What is expected
Only the lines from the one with "Serialize everything readable" through the last belong in the output; print them exactly as given below.

Entries supplied
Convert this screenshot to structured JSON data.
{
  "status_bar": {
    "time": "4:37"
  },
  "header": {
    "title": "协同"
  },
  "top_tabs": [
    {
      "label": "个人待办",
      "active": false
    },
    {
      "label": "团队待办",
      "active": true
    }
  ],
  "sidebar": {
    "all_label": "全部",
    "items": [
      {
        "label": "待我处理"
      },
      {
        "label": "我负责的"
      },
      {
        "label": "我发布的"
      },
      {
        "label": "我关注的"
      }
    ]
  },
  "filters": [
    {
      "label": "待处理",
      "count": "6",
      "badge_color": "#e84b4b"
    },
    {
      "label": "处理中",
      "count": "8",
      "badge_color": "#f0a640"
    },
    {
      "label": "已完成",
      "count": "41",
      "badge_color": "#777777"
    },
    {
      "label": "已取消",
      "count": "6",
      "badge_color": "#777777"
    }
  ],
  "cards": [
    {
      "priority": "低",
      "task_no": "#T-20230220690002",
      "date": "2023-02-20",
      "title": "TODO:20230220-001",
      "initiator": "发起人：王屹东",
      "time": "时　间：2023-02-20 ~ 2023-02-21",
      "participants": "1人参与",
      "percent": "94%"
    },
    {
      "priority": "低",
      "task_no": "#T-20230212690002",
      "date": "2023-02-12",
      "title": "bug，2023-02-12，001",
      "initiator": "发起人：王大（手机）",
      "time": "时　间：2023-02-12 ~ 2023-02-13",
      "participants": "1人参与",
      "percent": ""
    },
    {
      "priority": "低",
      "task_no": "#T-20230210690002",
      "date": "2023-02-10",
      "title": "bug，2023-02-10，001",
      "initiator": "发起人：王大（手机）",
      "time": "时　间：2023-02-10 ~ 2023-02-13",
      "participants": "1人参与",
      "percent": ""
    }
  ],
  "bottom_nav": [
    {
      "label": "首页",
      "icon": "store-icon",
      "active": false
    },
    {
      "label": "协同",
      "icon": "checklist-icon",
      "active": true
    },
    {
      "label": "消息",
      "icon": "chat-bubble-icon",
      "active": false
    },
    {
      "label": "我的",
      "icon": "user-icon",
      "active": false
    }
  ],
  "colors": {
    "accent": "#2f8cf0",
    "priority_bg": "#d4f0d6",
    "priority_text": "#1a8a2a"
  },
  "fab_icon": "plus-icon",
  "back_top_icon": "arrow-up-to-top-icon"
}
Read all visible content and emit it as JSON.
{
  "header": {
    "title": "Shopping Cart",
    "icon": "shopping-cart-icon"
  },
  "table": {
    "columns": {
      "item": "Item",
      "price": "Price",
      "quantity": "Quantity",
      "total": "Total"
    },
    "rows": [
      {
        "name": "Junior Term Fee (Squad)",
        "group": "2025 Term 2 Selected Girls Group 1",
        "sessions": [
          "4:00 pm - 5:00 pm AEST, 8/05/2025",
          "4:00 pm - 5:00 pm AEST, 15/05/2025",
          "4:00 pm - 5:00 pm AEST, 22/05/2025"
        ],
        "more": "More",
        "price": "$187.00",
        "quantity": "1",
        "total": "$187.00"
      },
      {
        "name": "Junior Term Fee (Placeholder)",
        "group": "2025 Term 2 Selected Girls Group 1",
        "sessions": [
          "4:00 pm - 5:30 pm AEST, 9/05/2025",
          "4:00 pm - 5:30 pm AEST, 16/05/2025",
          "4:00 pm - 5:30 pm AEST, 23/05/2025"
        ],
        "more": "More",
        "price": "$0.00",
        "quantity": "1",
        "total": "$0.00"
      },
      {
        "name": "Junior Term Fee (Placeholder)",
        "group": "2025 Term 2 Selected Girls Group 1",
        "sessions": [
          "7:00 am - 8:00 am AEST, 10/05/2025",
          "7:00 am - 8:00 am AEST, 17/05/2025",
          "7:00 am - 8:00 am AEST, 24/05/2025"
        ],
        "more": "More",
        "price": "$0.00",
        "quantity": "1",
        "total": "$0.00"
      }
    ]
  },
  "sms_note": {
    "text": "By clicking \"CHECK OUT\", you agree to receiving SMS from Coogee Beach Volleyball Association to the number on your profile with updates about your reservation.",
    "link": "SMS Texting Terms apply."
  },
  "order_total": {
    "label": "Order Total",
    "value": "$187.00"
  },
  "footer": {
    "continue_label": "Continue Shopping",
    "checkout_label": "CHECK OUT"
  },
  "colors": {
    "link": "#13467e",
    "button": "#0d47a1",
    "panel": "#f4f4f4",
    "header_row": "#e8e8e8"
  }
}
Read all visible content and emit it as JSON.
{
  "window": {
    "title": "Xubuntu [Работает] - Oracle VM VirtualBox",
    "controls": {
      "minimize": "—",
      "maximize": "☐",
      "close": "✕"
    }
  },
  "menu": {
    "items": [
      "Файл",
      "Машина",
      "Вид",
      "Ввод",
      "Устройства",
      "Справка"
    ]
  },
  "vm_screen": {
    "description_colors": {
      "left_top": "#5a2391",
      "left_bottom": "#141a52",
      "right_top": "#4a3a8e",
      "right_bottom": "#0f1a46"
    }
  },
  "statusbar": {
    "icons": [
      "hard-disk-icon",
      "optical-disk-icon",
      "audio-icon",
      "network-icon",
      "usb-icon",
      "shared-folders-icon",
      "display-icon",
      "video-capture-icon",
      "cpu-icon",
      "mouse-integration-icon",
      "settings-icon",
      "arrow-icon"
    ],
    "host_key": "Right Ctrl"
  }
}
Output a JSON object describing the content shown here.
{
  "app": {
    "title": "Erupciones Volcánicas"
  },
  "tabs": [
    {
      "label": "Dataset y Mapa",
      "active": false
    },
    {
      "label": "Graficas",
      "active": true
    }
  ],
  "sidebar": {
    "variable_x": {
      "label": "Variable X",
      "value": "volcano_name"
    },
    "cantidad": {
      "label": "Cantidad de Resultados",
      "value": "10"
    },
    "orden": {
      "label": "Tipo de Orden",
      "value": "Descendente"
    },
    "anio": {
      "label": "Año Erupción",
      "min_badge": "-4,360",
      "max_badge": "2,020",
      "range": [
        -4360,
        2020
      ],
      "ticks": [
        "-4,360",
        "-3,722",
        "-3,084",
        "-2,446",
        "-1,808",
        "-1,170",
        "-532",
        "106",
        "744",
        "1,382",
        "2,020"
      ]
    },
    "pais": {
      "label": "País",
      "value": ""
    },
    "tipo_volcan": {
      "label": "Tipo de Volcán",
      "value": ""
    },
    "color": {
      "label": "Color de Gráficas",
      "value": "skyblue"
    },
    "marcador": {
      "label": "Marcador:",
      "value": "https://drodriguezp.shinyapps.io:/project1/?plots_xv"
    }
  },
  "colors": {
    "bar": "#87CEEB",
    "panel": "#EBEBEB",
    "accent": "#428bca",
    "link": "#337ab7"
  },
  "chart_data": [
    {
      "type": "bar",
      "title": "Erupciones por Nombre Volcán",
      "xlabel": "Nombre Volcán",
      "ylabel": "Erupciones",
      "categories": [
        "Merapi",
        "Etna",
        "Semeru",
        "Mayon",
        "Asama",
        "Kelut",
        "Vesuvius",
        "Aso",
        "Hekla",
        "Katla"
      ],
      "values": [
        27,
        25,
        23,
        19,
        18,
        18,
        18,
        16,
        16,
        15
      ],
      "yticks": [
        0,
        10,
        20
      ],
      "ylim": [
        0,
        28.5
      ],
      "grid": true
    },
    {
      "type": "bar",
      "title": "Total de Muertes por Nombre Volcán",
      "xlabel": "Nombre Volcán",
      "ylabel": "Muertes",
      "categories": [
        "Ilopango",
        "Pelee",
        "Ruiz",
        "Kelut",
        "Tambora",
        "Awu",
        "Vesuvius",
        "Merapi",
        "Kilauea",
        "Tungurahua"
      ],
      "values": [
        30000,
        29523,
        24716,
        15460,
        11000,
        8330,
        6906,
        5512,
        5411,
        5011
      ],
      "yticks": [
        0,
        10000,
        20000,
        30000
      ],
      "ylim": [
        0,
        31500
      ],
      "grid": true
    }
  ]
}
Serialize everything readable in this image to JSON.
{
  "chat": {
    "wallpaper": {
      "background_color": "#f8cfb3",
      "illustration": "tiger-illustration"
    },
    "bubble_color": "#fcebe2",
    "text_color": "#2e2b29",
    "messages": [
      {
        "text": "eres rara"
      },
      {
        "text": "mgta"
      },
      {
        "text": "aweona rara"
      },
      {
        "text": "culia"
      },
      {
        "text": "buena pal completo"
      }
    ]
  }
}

Finished exercise
Serialize everything readable in this image to JSON.
{
  "chat": {
    "wallpaper": {
      "background_color": "#f8cfb3",
      "illustration": "tiger-illustration"
    },
    "bubble_color": "#fcebe2",
    "text_color": "#2e2b29",
    "messages": [
      {
        "text": "eres rara"
      },
      {
        "text": "mgta"
      },
      {
        "text": "aweona rara"
      },
      {
        "text": "culia"
      },
      {
        "text": "buena pal completo"
      }
    ]
  }
}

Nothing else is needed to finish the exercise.